    other regions’ own interests in order to get others to sign on
    to incredibly questionable projects with doubtful oversight.

    Of course, since I voted early (clerks office) last week, the
    idea of this being a ‘jobs bill’ came to mind even though I
    am not among those who will see much of any benefit;
    unlike those local school bonds where a high percentage
    of employee and dependent turnout helps a local number.

    So we’ll have to see how this kind of continuing math sketch
    plays out, in order to grasp if big winners’ gains help us all.
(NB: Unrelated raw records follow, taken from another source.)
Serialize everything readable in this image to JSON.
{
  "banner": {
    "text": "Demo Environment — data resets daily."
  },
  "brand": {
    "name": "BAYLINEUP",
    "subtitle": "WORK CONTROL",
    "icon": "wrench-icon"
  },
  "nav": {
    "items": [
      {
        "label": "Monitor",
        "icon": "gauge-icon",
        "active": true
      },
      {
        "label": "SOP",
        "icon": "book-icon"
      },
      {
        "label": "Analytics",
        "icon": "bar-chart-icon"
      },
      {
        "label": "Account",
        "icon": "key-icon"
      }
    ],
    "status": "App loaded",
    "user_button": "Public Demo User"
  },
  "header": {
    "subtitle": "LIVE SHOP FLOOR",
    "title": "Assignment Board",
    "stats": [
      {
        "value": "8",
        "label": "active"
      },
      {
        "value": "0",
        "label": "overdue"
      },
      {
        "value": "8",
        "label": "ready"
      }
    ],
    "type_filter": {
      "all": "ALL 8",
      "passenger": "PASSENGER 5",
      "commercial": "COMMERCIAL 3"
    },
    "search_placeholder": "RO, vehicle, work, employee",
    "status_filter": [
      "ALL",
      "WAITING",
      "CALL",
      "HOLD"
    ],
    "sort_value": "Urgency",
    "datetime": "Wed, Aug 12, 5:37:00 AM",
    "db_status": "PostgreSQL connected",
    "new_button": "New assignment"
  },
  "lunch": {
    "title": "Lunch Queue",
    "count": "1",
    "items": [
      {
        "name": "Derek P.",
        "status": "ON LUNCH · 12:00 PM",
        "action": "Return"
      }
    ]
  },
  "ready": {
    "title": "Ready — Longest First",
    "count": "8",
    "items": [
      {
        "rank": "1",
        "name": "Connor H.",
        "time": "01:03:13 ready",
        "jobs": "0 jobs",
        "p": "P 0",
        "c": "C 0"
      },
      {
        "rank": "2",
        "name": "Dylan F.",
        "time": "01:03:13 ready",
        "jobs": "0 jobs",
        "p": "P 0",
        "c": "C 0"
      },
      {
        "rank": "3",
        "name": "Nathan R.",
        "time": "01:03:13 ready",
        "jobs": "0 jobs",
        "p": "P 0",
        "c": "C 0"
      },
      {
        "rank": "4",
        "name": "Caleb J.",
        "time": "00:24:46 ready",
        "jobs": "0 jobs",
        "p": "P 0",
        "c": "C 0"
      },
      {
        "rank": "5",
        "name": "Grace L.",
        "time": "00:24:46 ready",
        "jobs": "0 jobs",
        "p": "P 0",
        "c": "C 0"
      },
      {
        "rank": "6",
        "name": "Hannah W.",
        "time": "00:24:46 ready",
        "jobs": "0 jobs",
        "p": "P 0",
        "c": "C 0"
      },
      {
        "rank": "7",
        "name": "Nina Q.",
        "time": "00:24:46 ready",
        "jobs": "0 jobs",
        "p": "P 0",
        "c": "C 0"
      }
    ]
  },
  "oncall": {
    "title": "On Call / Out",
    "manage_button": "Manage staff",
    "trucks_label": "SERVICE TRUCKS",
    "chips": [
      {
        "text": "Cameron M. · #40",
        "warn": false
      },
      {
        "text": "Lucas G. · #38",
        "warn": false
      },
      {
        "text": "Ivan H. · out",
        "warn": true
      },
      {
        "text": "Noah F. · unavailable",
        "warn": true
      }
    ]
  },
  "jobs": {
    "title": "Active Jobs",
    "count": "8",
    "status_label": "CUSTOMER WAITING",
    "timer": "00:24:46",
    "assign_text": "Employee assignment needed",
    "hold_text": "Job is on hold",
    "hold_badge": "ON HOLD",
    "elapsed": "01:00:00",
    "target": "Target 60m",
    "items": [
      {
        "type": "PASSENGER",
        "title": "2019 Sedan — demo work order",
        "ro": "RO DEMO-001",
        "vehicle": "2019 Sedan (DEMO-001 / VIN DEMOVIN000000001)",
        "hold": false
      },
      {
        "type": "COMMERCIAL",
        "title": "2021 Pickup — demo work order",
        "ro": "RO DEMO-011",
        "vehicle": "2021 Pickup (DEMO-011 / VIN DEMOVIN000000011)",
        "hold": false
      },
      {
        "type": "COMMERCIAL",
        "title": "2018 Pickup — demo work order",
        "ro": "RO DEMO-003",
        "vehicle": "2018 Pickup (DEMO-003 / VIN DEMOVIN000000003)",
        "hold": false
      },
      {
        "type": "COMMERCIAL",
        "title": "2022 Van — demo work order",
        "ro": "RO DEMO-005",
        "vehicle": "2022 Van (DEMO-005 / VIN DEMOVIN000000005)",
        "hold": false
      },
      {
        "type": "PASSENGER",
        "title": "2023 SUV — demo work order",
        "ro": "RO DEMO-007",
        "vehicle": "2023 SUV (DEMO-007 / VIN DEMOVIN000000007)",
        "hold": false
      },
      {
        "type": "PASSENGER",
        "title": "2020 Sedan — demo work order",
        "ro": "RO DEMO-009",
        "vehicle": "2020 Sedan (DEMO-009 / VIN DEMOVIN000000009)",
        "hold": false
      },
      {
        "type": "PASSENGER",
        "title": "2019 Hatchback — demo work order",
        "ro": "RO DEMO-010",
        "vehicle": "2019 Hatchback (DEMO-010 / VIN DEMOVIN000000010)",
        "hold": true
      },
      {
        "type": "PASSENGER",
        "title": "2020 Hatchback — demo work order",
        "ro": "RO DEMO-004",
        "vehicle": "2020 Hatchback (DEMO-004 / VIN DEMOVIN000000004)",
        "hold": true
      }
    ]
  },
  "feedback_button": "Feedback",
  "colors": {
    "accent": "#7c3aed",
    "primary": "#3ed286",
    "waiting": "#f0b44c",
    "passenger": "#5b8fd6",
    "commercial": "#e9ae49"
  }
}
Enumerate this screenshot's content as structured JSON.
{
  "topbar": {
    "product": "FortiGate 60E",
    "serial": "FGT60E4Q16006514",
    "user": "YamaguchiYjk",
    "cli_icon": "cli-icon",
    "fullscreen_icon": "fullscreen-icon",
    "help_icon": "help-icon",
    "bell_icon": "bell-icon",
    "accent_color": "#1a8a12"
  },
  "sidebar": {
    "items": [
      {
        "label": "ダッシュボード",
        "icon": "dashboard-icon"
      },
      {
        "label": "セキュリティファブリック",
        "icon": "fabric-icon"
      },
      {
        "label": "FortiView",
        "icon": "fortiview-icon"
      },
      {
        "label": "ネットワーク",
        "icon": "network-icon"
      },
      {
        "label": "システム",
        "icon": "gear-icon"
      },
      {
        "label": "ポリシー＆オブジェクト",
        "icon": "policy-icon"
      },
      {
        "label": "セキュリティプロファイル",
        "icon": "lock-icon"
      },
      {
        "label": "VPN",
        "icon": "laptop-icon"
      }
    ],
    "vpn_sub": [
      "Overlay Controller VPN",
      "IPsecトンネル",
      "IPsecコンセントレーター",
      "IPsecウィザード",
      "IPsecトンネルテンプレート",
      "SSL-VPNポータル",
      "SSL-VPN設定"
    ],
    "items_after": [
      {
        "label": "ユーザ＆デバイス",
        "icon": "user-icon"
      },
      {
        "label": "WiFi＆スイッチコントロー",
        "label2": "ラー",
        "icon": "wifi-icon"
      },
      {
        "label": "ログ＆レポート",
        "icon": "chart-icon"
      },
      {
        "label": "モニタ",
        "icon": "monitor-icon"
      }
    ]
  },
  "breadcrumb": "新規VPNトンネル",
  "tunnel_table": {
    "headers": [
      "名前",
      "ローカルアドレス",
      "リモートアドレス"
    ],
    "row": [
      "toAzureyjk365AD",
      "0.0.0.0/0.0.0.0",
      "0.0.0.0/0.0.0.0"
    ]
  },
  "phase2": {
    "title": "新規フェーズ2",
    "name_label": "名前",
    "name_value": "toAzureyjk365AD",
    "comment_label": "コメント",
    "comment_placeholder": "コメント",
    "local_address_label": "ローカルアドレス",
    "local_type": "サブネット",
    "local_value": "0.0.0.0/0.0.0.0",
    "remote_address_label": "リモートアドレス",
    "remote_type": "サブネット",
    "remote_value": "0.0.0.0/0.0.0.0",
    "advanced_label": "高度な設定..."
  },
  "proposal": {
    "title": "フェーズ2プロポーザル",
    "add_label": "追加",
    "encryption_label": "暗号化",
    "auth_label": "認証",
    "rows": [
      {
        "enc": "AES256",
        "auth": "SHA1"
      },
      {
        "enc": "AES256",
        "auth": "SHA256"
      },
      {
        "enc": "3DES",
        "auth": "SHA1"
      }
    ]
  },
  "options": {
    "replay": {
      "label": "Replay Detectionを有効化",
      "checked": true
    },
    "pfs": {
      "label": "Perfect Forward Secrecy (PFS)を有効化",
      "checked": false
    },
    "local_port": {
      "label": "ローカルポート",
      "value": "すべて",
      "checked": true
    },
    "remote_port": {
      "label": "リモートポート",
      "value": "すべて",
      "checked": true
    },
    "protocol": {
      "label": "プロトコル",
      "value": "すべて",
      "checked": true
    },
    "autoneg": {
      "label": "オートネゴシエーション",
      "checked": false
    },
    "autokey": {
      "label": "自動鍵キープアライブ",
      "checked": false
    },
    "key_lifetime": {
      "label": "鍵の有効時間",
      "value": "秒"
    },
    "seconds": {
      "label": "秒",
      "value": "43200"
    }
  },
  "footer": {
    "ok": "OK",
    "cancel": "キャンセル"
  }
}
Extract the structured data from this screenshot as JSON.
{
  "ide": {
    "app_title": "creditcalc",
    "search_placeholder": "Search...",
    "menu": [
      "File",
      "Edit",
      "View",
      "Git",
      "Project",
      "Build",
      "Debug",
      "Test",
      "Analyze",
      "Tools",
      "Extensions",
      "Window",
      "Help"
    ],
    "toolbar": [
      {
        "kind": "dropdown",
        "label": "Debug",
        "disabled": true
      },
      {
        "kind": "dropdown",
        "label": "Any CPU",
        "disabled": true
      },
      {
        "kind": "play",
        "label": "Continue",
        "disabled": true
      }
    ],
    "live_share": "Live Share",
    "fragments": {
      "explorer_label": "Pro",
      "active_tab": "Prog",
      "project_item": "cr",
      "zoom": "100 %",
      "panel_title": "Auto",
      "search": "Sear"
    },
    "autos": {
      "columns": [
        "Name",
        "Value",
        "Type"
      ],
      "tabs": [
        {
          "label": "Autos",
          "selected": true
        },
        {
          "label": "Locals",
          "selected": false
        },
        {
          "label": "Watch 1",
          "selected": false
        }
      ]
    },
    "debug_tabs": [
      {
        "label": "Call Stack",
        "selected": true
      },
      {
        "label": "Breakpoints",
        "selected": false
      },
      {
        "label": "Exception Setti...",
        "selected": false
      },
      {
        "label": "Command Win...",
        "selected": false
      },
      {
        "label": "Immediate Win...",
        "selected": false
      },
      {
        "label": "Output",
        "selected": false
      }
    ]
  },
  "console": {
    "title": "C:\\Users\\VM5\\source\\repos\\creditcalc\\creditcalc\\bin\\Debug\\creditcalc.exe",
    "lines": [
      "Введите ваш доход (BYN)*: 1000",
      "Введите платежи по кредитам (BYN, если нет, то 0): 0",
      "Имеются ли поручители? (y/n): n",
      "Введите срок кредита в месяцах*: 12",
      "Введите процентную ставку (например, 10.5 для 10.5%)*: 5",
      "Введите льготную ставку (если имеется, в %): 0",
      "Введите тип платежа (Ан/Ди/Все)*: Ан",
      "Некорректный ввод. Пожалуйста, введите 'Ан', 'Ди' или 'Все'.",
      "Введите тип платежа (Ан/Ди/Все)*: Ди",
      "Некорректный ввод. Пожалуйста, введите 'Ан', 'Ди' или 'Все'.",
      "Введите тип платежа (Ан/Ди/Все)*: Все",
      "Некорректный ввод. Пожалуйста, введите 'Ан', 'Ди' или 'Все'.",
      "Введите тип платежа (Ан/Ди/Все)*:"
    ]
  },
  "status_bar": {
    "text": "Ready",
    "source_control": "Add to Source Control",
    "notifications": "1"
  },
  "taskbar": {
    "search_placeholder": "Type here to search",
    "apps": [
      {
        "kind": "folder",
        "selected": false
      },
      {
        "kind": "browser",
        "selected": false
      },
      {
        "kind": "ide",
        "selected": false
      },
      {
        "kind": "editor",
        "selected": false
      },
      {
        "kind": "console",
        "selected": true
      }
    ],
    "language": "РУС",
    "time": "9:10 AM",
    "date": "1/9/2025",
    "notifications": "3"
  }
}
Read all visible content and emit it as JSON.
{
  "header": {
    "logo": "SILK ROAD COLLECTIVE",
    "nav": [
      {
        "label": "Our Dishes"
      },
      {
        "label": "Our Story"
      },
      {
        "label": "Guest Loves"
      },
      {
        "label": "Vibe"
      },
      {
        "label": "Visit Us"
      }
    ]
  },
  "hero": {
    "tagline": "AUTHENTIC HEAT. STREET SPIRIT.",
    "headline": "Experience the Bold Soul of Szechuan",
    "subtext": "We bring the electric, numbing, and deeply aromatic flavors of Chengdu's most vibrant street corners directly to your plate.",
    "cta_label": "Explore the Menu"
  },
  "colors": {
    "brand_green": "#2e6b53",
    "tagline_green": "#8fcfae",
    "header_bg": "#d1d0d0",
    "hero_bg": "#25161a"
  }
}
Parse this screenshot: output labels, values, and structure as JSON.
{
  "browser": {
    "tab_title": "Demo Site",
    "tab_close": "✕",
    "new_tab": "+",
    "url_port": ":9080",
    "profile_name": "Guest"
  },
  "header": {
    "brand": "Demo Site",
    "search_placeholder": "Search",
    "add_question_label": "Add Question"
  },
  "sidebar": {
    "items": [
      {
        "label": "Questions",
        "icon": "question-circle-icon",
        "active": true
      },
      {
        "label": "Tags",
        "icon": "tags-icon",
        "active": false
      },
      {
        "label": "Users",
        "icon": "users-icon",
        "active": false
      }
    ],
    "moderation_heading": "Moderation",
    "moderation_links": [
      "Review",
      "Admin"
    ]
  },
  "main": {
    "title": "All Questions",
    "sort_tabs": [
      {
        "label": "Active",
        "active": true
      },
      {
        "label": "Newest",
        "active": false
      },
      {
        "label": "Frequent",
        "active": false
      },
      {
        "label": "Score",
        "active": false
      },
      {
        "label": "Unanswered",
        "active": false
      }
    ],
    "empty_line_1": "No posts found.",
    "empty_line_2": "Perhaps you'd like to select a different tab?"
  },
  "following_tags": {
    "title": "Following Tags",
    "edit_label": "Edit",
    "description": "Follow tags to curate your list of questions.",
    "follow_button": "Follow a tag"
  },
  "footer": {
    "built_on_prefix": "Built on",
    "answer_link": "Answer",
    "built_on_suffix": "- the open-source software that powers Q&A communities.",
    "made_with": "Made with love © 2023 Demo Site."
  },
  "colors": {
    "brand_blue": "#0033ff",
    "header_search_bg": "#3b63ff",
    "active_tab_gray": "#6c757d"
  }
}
    Part of the problem is these numbers appear to be vaguely
    in tune with low-bid costs of low-profit-margin quality results.
    The low bid generally isn’t the best quality, yet all seem high.
    Where is the 20 year guaranty of servicability for roads, etc?

    Much of the improvement costs are repetitive on roadways
    in part due to a set of poor standards unsuitable for here.
    When they say these roads etc are built to standards, one
    should look into who set them in the first place. Profiteers?

    The SMIC should see bonded investment capital from businesses
    who would profit from the necessary improvement, with a kind of
    guaranty that would outlast those who would likely fail anyway.

    So much of the large numbers are almost beyond credibility, as
    the simple math adds up when some laborers get $40 per hr
    flagging road traffic projects. The real money goes elsewhere.

    ~ in a small town …
    kenai mountains, alaska.

  4. I’m still waiting for the City to formally present the concept, benefits and costs of the Coastal Villages proposal to the community.

    • Here’s the concept:

      In order to manage previous overspending, we float millions of dollars in bonds to pay for new infrastructure and improvements, so that we can grow jobs, so that we can grow the tax base, so that we can pay for the old bonds we couldn’t pay for before we floated the new bonds.

      “How do we pay for the new bonds?” you ask – see above.

      It’s a lovely system. The banks, the politicians, certain businesses, and certain members of the community do quite well.

      What do they care, you’re paying for it. Well, you and your children.